WHAT YOU ARE ASKED TO DO:
Search the records for "location" and copy each line that holds it.

RECORD EXTRACTS:
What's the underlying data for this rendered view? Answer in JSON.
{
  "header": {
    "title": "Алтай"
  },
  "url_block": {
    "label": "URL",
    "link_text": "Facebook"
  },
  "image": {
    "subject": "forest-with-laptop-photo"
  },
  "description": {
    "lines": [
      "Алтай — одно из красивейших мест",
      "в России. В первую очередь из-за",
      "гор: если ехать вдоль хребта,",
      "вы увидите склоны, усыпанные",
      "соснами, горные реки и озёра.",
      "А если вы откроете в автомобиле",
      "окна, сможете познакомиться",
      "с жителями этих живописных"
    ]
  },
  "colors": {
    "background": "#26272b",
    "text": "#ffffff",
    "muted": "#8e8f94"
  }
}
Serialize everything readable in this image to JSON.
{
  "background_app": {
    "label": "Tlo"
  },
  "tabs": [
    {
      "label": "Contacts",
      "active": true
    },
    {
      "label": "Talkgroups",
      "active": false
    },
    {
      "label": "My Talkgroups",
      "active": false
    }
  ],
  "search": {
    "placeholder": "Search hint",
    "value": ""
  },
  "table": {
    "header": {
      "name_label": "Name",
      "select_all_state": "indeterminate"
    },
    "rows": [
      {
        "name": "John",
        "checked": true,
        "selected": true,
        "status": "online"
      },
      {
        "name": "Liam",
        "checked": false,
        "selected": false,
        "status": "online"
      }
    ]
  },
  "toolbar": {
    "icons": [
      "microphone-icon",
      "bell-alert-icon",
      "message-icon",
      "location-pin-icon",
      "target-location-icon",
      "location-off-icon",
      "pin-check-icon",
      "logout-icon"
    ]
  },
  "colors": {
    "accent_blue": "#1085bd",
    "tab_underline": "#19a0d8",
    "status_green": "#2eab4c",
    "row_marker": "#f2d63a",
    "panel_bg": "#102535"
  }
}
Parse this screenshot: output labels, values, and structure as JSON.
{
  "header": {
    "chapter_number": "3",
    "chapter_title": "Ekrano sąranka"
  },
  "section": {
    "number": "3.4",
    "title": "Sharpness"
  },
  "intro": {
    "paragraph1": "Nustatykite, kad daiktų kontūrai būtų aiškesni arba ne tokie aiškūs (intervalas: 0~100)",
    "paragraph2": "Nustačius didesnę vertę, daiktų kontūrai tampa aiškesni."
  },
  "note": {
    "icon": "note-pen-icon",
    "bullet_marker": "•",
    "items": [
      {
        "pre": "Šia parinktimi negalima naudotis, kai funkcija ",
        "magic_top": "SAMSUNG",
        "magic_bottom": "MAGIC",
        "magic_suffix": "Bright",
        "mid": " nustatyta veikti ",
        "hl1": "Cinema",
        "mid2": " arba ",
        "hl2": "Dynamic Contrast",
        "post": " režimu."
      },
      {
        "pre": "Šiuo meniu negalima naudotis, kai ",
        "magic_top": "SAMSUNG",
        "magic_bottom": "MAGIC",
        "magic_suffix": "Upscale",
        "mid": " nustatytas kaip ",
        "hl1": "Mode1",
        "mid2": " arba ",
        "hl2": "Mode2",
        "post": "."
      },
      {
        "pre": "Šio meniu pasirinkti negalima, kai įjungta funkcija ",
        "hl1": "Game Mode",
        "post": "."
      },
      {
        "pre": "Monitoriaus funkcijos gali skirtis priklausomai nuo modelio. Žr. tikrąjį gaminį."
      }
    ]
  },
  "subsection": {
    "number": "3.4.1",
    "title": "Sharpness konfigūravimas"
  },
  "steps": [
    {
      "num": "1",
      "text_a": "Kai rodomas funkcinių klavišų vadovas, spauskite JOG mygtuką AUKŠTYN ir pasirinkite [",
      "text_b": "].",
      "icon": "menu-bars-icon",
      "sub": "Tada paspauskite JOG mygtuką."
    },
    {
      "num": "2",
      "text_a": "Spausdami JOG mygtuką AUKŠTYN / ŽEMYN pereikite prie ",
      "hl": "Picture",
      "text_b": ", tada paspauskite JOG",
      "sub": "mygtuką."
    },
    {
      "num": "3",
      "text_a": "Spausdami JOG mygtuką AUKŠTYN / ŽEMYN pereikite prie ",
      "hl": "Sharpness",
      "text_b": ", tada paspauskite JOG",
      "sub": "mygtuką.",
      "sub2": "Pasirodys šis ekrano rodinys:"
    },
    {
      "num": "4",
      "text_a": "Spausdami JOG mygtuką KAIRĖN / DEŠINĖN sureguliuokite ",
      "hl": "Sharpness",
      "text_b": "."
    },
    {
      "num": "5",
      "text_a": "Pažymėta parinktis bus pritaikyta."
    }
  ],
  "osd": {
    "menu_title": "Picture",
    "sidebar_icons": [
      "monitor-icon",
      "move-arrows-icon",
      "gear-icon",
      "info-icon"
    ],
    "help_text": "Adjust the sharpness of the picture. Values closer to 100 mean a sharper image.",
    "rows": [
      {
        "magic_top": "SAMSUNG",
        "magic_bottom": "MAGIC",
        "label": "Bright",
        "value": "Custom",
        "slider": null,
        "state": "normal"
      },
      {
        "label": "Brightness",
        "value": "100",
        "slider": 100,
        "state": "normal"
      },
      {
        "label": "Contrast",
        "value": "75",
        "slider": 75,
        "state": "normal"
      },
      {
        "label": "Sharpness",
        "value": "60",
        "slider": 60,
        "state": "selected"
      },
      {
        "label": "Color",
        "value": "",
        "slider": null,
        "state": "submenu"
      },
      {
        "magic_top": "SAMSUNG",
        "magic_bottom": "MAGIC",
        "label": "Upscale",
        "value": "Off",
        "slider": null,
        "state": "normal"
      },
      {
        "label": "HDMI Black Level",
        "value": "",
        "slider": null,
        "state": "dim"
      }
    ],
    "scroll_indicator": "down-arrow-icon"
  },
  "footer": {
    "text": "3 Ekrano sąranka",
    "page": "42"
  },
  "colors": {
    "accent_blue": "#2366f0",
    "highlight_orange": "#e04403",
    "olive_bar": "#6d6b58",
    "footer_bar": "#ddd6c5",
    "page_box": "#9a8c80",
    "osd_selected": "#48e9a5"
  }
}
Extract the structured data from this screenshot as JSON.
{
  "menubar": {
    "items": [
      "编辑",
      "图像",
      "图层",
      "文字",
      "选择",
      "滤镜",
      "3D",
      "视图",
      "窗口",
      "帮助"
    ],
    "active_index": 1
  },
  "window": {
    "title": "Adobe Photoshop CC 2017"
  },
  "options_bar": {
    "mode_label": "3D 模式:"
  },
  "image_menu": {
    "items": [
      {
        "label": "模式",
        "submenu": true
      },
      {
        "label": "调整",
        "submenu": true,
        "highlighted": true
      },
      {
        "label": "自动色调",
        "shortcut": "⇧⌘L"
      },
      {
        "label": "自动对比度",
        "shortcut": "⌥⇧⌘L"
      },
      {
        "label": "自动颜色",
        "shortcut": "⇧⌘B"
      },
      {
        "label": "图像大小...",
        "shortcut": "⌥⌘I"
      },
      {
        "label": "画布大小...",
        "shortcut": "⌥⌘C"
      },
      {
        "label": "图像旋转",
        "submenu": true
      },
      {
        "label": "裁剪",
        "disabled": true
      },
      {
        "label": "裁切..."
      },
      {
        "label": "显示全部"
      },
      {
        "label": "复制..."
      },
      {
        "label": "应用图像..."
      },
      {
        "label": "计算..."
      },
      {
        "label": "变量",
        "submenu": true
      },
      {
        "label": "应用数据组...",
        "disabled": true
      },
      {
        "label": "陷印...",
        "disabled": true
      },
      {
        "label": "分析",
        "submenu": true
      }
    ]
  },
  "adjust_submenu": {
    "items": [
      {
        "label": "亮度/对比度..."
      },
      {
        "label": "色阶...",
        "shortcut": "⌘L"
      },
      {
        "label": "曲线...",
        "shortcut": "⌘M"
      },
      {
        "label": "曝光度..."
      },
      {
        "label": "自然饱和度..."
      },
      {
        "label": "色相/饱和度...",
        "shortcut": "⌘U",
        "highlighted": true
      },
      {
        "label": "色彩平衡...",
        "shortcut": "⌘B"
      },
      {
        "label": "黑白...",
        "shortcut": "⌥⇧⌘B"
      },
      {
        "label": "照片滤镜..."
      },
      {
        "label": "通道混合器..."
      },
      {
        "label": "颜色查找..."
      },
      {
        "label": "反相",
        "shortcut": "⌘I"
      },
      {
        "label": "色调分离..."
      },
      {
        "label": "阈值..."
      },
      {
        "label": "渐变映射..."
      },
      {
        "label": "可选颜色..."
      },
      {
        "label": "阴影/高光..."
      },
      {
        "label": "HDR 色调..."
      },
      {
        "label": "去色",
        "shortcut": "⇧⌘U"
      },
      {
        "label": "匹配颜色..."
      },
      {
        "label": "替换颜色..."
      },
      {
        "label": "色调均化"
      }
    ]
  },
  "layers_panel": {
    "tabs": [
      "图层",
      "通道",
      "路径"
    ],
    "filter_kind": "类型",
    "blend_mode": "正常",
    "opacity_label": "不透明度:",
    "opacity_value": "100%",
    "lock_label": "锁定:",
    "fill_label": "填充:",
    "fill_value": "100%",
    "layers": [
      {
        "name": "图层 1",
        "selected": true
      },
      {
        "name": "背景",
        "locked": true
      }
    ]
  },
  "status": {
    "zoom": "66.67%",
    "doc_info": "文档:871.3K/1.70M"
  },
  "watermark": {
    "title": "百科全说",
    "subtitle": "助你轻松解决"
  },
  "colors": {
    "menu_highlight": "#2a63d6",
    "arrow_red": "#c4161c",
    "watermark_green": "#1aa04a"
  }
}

RESULT:
      "location-pin-icon",
      "target-location-icon",
      "location-off-icon",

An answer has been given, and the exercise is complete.